[Start of section]

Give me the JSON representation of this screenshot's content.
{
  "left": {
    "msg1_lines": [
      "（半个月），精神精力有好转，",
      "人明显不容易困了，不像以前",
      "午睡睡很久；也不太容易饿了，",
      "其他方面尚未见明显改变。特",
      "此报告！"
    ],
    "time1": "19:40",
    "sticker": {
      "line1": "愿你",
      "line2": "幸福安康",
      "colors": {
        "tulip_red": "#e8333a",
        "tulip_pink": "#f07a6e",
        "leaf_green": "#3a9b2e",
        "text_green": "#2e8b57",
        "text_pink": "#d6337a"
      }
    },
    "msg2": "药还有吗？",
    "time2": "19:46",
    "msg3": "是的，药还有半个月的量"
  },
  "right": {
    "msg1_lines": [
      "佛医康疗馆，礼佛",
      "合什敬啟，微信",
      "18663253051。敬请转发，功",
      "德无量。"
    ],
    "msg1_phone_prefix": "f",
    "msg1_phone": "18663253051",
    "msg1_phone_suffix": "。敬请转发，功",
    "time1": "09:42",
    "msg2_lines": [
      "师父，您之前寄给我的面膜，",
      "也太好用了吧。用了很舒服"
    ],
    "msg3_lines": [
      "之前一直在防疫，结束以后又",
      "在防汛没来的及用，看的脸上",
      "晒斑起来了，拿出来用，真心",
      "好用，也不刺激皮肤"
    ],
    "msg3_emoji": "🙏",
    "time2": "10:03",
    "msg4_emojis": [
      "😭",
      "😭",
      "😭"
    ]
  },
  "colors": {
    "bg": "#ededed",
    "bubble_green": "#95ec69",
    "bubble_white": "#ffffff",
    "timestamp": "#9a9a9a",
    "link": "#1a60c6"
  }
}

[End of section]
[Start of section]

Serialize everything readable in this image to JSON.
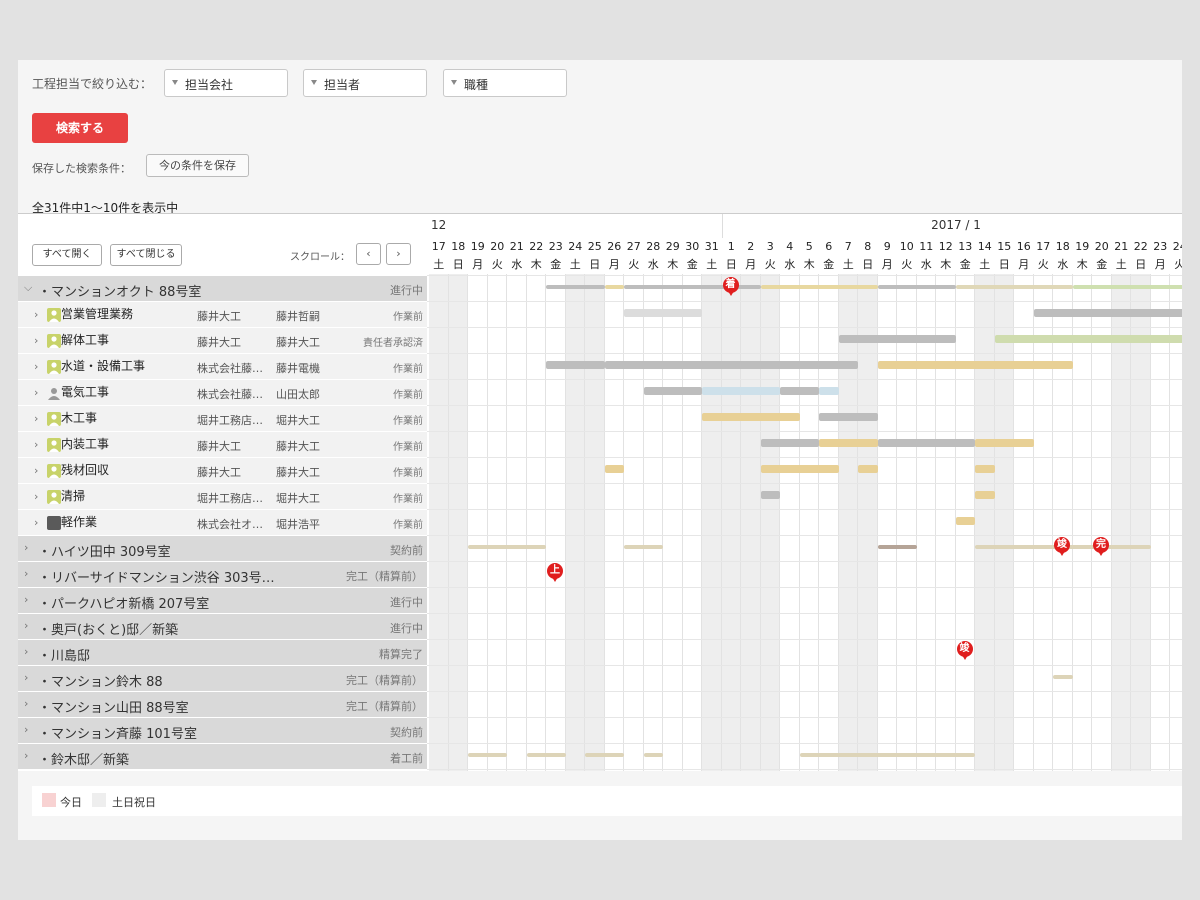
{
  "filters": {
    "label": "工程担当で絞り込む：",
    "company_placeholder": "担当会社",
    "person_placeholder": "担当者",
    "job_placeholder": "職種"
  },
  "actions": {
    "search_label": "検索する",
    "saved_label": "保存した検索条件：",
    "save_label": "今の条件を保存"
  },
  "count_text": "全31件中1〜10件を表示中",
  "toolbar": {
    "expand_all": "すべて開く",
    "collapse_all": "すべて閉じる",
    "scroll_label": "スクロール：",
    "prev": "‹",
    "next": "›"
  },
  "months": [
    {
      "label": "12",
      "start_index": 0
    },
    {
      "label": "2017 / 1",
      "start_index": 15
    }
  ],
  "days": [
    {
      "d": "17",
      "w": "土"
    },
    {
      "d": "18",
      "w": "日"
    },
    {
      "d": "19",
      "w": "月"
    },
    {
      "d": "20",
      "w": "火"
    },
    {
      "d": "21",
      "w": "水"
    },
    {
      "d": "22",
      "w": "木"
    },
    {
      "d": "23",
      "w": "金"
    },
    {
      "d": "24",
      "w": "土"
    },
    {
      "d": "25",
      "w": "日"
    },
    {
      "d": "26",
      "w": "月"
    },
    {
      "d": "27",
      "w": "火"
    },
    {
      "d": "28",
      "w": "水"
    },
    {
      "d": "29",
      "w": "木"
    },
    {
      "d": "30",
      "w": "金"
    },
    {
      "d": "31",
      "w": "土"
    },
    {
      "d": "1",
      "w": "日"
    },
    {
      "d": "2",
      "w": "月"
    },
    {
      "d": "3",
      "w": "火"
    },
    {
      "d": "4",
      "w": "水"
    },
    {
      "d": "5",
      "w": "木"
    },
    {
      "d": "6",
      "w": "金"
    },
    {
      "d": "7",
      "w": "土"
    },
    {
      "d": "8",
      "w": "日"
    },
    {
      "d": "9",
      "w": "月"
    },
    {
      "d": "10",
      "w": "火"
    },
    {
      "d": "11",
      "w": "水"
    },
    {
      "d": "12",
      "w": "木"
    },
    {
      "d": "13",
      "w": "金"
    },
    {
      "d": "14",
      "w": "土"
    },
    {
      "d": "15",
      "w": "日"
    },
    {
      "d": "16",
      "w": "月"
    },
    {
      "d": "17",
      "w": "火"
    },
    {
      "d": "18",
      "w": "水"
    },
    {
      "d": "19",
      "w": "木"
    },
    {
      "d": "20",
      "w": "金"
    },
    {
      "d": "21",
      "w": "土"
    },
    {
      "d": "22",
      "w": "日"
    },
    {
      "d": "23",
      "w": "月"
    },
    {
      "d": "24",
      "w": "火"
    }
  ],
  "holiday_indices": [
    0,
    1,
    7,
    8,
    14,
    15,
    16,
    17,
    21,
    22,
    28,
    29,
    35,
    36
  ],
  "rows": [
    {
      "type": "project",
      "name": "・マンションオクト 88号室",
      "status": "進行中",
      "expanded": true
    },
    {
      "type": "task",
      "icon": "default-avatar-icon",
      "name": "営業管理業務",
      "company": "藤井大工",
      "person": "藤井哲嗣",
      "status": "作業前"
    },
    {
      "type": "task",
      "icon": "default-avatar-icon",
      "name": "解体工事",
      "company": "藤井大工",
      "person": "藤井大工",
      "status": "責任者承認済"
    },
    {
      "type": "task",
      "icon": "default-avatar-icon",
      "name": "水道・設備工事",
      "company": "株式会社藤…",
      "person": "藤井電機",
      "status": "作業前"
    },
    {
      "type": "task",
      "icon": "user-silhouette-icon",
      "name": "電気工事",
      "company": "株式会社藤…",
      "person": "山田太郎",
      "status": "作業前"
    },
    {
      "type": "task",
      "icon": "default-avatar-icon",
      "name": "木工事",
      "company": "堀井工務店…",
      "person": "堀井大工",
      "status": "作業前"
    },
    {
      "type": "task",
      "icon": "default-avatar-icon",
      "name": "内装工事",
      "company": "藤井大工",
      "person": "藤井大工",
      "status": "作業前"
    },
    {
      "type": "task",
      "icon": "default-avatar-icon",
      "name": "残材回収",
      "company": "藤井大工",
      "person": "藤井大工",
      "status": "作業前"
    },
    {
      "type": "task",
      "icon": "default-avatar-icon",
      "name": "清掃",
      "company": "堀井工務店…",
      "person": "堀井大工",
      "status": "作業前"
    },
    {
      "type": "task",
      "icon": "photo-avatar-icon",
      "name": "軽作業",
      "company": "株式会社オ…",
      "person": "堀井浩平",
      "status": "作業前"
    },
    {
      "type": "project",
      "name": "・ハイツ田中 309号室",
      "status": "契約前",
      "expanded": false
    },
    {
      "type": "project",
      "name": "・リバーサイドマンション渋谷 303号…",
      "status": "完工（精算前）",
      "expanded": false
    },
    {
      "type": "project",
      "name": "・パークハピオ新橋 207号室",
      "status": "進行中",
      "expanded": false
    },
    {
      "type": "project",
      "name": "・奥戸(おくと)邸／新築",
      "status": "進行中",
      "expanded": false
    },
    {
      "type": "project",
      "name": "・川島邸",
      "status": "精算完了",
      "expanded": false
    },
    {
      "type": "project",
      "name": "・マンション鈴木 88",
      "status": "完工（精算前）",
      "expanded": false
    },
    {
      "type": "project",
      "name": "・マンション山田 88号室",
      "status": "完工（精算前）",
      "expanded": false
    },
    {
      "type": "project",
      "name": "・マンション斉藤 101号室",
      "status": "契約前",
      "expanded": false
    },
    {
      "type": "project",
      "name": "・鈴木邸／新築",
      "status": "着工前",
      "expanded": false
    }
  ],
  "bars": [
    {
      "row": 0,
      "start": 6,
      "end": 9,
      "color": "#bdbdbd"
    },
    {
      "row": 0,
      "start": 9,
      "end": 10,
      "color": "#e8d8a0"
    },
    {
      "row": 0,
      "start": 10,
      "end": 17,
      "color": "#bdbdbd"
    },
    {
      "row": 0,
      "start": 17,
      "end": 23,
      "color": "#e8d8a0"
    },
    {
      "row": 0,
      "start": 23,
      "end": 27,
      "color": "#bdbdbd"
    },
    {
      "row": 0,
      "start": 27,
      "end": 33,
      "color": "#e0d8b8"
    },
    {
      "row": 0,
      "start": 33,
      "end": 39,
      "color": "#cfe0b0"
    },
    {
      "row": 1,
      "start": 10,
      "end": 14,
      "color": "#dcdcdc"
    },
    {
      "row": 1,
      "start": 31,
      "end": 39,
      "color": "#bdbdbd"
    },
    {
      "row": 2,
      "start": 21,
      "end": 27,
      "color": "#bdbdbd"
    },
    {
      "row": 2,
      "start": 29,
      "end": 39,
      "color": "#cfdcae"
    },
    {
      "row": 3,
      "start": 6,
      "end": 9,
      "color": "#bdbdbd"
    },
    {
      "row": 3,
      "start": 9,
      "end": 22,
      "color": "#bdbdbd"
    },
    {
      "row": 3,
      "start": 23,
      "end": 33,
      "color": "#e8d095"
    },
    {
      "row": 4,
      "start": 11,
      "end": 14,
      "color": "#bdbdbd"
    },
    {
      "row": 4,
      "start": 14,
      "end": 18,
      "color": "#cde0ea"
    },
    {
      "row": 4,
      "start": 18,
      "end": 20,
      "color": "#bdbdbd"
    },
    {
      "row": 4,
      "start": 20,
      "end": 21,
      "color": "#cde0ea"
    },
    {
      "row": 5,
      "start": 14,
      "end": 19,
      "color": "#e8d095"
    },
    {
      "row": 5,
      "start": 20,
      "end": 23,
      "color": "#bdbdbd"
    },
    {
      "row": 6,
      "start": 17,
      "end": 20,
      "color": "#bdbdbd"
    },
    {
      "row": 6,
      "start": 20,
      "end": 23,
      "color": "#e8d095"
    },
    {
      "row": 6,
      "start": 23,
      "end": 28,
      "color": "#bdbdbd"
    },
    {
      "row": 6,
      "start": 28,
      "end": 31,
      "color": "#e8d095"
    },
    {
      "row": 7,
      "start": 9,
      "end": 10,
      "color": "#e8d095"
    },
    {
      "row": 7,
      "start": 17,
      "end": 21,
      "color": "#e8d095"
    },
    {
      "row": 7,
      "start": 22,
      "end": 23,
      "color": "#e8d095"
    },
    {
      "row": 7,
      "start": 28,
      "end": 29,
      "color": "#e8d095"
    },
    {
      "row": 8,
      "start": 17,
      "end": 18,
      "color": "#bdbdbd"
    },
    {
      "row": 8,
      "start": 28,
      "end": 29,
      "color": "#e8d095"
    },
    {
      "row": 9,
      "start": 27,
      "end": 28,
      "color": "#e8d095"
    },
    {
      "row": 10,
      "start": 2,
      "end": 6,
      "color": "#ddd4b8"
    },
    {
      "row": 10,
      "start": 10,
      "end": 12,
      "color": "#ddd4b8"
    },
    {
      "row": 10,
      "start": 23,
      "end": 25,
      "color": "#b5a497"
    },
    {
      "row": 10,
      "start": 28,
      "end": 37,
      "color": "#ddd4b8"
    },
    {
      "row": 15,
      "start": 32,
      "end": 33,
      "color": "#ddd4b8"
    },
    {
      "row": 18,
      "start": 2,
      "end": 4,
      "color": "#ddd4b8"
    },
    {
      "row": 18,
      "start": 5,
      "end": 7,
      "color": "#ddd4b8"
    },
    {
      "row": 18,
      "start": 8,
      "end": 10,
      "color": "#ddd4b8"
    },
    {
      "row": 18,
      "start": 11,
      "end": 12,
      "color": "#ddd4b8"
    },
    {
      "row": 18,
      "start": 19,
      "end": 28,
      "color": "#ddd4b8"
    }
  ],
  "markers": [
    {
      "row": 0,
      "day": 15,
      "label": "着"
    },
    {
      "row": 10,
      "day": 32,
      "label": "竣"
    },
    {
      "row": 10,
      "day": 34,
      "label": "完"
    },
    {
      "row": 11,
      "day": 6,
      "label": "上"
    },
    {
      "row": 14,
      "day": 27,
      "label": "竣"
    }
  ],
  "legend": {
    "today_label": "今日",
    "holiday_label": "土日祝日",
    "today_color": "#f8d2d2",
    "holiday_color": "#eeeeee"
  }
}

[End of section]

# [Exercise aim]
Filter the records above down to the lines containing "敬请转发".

# [Exercise answer]
      "18663253051。敬请转发，功",
    "msg1_phone_suffix": "。敬请转发，功",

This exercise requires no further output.